Will we really forget what we just “learned”?
Yes. We repeatedly have to review for recall to learn for the long term. We must do this because unless we use the new material a lot and in special ways we will simply forget it. This was learned by Ebbinghouse early last century and has been confirmed repeatedly.
Students will have “learned math” only when they are proficient in understanding concepts, procedures, can reason precisely and can formulate and solve problems appropriate to their grade level as defined by the California Math Content Standards. Mastery learning means having fixed the material in your mind so as to exercise that skill fluently.
And that means the long term recall of mentally well-integrated concepts, facts, procedures and connections – i.e., all that we really know of mathematics and what we can do with it.
We know that we forget. We also know that rote learning & cramming don’t work except for the very short term S.o, what to do about remembering for the long term?
The answer is repeated review for recall mastery on a very special spaced practice schedule. And that takes special discipline – deliberate practice, deep practice to ensure fluent recall.
Look at the chart above. To retain newly learned information we must first mentally integrate the material into prior knowledge and then review it within the first few hours of first exposure. After that we need to practice repeated recall attempts – each to mastery – at special spaced repetition intervals.
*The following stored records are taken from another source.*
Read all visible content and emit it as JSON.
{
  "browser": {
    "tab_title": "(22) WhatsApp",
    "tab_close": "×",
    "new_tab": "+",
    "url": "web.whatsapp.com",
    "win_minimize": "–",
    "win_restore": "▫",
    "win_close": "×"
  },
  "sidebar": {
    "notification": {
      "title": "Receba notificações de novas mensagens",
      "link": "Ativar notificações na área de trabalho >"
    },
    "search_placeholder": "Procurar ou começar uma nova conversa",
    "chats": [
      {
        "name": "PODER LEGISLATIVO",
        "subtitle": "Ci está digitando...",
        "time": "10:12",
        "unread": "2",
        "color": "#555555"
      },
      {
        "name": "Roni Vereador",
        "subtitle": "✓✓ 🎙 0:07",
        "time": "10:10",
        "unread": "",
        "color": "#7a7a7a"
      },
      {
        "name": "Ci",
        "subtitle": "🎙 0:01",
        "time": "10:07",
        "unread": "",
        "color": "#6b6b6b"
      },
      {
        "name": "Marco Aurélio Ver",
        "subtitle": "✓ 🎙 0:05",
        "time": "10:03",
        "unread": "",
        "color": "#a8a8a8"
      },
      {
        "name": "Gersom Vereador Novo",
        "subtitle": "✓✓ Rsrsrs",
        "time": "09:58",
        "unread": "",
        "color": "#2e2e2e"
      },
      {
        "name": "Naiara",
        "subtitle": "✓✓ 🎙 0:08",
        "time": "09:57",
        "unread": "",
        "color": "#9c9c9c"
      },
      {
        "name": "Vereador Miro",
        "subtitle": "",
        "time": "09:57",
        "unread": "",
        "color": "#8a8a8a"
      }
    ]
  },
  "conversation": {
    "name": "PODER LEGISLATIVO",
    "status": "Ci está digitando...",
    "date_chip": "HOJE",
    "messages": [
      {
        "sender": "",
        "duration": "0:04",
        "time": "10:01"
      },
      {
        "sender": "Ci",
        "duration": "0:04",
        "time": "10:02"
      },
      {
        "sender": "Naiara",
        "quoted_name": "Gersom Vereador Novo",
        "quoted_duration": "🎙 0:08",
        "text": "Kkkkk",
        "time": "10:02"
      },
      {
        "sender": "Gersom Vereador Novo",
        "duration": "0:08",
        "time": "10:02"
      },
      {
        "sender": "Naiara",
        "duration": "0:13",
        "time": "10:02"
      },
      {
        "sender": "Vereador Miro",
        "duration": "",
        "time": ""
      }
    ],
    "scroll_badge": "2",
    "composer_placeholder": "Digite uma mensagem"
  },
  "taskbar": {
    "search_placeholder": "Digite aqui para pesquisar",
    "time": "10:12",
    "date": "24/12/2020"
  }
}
What else does cognitive science teach?
Cognitive science also tells us that effective learning occurs when working repeatedly to remember just failed recall items. This is working “at the edge” – on the hard parts of what must be studied.
This is why master teachers use repeated quizzing to help students first grasp it short term and then retain it for the long term.
Good students repeatedly self-quiz until “they really get it” – understanding and fluent recall. This is moving beyond failing and just giving up.
Students need to assign themselves daily practice to: review and recall math concepts; the meaning of symbols; problem types & solution schema; worked-out examples. Only then should solving mixed-cumulative problem sets be attempted.
Does such practice need guidance?
Such “deep” or “deliberate” practice for understanding and fluent recall is very hard mental work and needs real encouragement and guidance.